Task requirements: Please print all the lines below exactly as they are written.

=== Provided data ===

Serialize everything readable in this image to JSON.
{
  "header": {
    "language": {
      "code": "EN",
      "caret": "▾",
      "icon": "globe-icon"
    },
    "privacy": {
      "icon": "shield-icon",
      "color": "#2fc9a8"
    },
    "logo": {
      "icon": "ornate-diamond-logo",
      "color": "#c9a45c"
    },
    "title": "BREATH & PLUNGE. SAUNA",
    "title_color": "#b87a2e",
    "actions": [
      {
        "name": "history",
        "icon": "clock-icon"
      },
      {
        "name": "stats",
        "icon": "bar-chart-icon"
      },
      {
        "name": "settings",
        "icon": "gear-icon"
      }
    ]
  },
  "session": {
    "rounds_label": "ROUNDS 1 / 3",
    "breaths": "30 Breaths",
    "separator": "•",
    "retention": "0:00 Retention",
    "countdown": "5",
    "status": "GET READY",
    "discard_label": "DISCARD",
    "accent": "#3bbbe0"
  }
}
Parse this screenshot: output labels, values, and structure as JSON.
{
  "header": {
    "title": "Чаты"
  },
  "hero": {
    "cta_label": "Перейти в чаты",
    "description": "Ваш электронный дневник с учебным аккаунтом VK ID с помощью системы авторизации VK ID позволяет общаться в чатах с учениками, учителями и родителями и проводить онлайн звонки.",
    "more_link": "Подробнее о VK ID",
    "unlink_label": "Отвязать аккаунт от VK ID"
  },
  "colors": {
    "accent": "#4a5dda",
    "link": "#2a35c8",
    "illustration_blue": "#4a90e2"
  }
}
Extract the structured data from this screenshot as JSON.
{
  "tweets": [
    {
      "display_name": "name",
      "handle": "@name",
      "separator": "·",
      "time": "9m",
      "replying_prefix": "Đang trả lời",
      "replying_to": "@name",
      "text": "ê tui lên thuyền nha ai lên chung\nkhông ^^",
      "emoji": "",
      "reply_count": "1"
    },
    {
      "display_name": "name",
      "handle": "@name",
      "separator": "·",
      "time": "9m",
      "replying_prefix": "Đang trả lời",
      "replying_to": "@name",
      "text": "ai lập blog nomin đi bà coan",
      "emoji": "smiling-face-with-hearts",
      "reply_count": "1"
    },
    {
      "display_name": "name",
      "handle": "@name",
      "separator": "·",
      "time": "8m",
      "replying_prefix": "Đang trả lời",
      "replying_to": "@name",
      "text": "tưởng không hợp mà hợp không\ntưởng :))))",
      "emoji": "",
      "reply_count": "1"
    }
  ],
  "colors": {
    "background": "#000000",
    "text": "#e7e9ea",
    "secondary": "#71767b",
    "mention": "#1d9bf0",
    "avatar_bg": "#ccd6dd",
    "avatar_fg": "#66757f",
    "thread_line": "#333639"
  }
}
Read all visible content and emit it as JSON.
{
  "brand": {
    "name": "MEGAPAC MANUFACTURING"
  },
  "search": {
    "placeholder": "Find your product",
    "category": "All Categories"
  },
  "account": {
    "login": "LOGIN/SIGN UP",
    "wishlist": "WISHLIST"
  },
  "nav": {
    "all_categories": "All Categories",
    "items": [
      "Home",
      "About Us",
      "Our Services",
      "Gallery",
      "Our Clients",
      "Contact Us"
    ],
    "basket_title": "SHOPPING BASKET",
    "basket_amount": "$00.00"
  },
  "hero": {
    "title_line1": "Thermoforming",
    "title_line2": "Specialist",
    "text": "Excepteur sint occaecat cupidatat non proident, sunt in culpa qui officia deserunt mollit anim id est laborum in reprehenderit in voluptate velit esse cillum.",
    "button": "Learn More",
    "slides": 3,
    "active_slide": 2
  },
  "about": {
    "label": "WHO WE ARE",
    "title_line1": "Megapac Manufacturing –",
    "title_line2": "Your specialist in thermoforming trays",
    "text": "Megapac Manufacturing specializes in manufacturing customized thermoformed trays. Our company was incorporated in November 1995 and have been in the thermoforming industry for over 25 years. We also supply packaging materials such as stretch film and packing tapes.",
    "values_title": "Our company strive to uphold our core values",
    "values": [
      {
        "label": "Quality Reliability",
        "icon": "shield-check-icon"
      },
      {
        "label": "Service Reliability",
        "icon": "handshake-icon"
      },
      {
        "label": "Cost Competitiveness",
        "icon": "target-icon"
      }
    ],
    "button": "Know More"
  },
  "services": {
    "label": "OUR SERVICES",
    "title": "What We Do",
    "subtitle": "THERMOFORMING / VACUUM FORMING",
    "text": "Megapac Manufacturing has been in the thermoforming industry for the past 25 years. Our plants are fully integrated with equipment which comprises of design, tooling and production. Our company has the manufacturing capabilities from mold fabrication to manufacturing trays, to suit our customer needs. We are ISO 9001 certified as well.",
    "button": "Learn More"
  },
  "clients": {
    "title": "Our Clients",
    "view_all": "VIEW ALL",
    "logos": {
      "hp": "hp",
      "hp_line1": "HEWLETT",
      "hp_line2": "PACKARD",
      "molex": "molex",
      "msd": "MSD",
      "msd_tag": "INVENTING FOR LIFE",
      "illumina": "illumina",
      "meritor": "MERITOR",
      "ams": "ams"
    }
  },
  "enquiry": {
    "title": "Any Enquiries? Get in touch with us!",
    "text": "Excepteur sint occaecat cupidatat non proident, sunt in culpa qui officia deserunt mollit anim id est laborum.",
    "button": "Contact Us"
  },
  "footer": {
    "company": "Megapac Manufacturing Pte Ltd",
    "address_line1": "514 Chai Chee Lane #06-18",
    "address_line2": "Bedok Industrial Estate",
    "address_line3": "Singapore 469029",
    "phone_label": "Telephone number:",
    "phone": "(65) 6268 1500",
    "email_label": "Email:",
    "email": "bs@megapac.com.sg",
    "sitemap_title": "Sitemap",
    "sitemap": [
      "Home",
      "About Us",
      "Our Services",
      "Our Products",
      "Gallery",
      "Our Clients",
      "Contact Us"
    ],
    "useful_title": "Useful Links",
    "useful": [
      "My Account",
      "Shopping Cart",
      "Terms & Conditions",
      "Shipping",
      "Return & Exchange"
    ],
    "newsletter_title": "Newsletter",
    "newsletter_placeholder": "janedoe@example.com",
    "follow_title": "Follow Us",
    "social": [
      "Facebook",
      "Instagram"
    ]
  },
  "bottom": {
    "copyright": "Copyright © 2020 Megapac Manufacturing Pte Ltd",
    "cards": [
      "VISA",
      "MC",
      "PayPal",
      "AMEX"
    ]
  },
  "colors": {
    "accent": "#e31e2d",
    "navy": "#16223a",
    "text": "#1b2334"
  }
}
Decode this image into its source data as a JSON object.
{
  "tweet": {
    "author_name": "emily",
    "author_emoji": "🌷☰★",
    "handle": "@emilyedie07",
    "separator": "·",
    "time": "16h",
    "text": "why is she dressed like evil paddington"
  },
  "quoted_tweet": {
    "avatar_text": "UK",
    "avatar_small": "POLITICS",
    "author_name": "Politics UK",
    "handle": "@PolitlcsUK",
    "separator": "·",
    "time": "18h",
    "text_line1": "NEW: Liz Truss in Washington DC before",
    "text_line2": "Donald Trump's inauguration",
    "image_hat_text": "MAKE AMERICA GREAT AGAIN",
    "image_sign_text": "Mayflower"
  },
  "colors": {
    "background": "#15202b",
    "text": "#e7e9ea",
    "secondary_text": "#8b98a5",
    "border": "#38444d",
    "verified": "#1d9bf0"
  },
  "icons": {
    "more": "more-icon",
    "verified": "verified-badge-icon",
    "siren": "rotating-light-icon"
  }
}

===

Output for this task:
Serialize everything readable in this image to JSON.
{
  "header": {
    "language": {
      "code": "EN",
      "caret": "▾",
      "icon": "globe-icon"
    },
    "privacy": {
      "icon": "shield-icon",
      "color": "#2fc9a8"
    },
    "logo": {
      "icon": "ornate-diamond-logo",
      "color": "#c9a45c"
    },
    "title": "BREATH & PLUNGE. SAUNA",
    "title_color": "#b87a2e",
    "actions": [
      {
        "name": "history",
        "icon": "clock-icon"
      },
      {
        "name": "stats",
        "icon": "bar-chart-icon"
      },
      {
        "name": "settings",
        "icon": "gear-icon"
      }
    ]
  },
  "session": {
    "rounds_label": "ROUNDS 1 / 3",
    "breaths": "30 Breaths",
    "separator": "•",
    "retention": "0:00 Retention",
    "countdown": "5",
    "status": "GET READY",
    "discard_label": "DISCARD",
    "accent": "#3bbbe0"
  }
}
Parse this screenshot: output labels, values, and structure as JSON.
{
  "header": {
    "title": "Чаты"
  },
  "hero": {
    "cta_label": "Перейти в чаты",
    "description": "Ваш электронный дневник с учебным аккаунтом VK ID с помощью системы авторизации VK ID позволяет общаться в чатах с учениками, учителями и родителями и проводить онлайн звонки.",
    "more_link": "Подробнее о VK ID",
    "unlink_label": "Отвязать аккаунт от VK ID"
  },
  "colors": {
    "accent": "#4a5dda",
    "link": "#2a35c8",
    "illustration_blue": "#4a90e2"
  }
}
Extract the structured data from this screenshot as JSON.
{
  "tweets": [
    {
      "display_name": "name",
      "handle": "@name",
      "separator": "·",
      "time": "9m",
      "replying_prefix": "Đang trả lời",
      "replying_to": "@name",
      "text": "ê tui lên thuyền nha ai lên chung\nkhông ^^",
      "emoji": "",
      "reply_count": "1"
    },
    {
      "display_name": "name",
      "handle": "@name",
      "separator": "·",
      "time": "9m",
      "replying_prefix": "Đang trả lời",
      "replying_to": "@name",
      "text": "ai lập blog nomin đi bà coan",
      "emoji": "smiling-face-with-hearts",
      "reply_count": "1"
    },
    {
      "display_name": "name",
      "handle": "@name",
      "separator": "·",
      "time": "8m",
      "replying_prefix": "Đang trả lời",
      "replying_to": "@name",
      "text": "tưởng không hợp mà hợp không\ntưởng :))))",
      "emoji": "",
      "reply_count": "1"
    }
  ],
  "colors": {
    "background": "#000000",
    "text": "#e7e9ea",
    "secondary": "#71767b",
    "mention": "#1d9bf0",
    "avatar_bg": "#ccd6dd",
    "avatar_fg": "#66757f",
    "thread_line": "#333639"
  }
}
Read all visible content and emit it as JSON.
{
  "brand": {
    "name": "MEGAPAC MANUFACTURING"
  },
  "search": {
    "placeholder": "Find your product",
    "category": "All Categories"
  },
  "account": {
    "login": "LOGIN/SIGN UP",
    "wishlist": "WISHLIST"
  },
  "nav": {
    "all_categories": "All Categories",
    "items": [
      "Home",
      "About Us",
      "Our Services",
      "Gallery",
      "Our Clients",
      "Contact Us"
    ],
    "basket_title": "SHOPPING BASKET",
    "basket_amount": "$00.00"
  },
  "hero": {
    "title_line1": "Thermoforming",
    "title_line2": "Specialist",
    "text": "Excepteur sint occaecat cupidatat non proident, sunt in culpa qui officia deserunt mollit anim id est laborum in reprehenderit in voluptate velit esse cillum.",
    "button": "Learn More",
    "slides": 3,
    "active_slide": 2
  },
  "about": {
    "label": "WHO WE ARE",
    "title_line1": "Megapac Manufacturing –",
    "title_line2": "Your specialist in thermoforming trays",
    "text": "Megapac Manufacturing specializes in manufacturing customized thermoformed trays. Our company was incorporated in November 1995 and have been in the thermoforming industry for over 25 years. We also supply packaging materials such as stretch film and packing tapes.",
    "values_title": "Our company strive to uphold our core values",
    "values": [
      {
        "label": "Quality Reliability",
        "icon": "shield-check-icon"
      },
      {
        "label": "Service Reliability",
        "icon": "handshake-icon"
      },
      {
        "label": "Cost Competitiveness",
        "icon": "target-icon"
      }
    ],
    "button": "Know More"
  },
  "services": {
    "label": "OUR SERVICES",
    "title": "What We Do",
    "subtitle": "THERMOFORMING / VACUUM FORMING",
    "text": "Megapac Manufacturing has been in the thermoforming industry for the past 25 years. Our plants are fully integrated with equipment which comprises of design, tooling and production. Our company has the manufacturing capabilities from mold fabrication to manufacturing trays, to suit our customer needs. We are ISO 9001 certified as well.",
    "button": "Learn More"
  },
  "clients": {
    "title": "Our Clients",
    "view_all": "VIEW ALL",
    "logos": {
      "hp": "hp",
      "hp_line1": "HEWLETT",
      "hp_line2": "PACKARD",
      "molex": "molex",
      "msd": "MSD",
      "msd_tag": "INVENTING FOR LIFE",
      "illumina": "illumina",
      "meritor": "MERITOR",
      "ams": "ams"
    }
  },
  "enquiry": {
    "title": "Any Enquiries? Get in touch with us!",
    "text": "Excepteur sint occaecat cupidatat non proident, sunt in culpa qui officia deserunt mollit anim id est laborum.",
    "button": "Contact Us"
  },
  "footer": {
    "company": "Megapac Manufacturing Pte Ltd",
    "address_line1": "514 Chai Chee Lane #06-18",
    "address_line2": "Bedok Industrial Estate",
    "address_line3": "Singapore 469029",
    "phone_label": "Telephone number:",
    "phone": "(65) 6268 1500",
    "email_label": "Email:",
    "email": "bs@megapac.com.sg",
    "sitemap_title": "Sitemap",
    "sitemap": [
      "Home",
      "About Us",
      "Our Services",
      "Our Products",
      "Gallery",
      "Our Clients",
      "Contact Us"
    ],
    "useful_title": "Useful Links",
    "useful": [
      "My Account",
      "Shopping Cart",
      "Terms & Conditions",
      "Shipping",
      "Return & Exchange"
    ],
    "newsletter_title": "Newsletter",
    "newsletter_placeholder": "janedoe@example.com",
    "follow_title": "Follow Us",
    "social": [
      "Facebook",
      "Instagram"
    ]
  },
  "bottom": {
    "copyright": "Copyright © 2020 Megapac Manufacturing Pte Ltd",
    "cards": [
      "VISA",
      "MC",
      "PayPal",
      "AMEX"
    ]
  },
  "colors": {
    "accent": "#e31e2d",
    "navy": "#16223a",
    "text": "#1b2334"
  }
}
Decode this image into its source data as a JSON object.
{
  "tweet": {
    "author_name": "emily",
    "author_emoji": "🌷☰★",
    "handle": "@emilyedie07",
    "separator": "·",
    "time": "16h",
    "text": "why is she dressed like evil paddington"
  },
  "quoted_tweet": {
    "avatar_text": "UK",
    "avatar_small": "POLITICS",
    "author_name": "Politics UK",
    "handle": "@PolitlcsUK",
    "separator": "·",
    "time": "18h",
    "text_line1": "NEW: Liz Truss in Washington DC before",
    "text_line2": "Donald Trump's inauguration",
    "image_hat_text": "MAKE AMERICA GREAT AGAIN",
    "image_sign_text": "Mayflower"
  },
  "colors": {
    "background": "#15202b",
    "text": "#e7e9ea",
    "secondary_text": "#8b98a5",
    "border": "#38444d",
    "verified": "#1d9bf0"
  },
  "icons": {
    "more": "more-icon",
    "verified": "verified-badge-icon",
    "siren": "rotating-light-icon"
  }
}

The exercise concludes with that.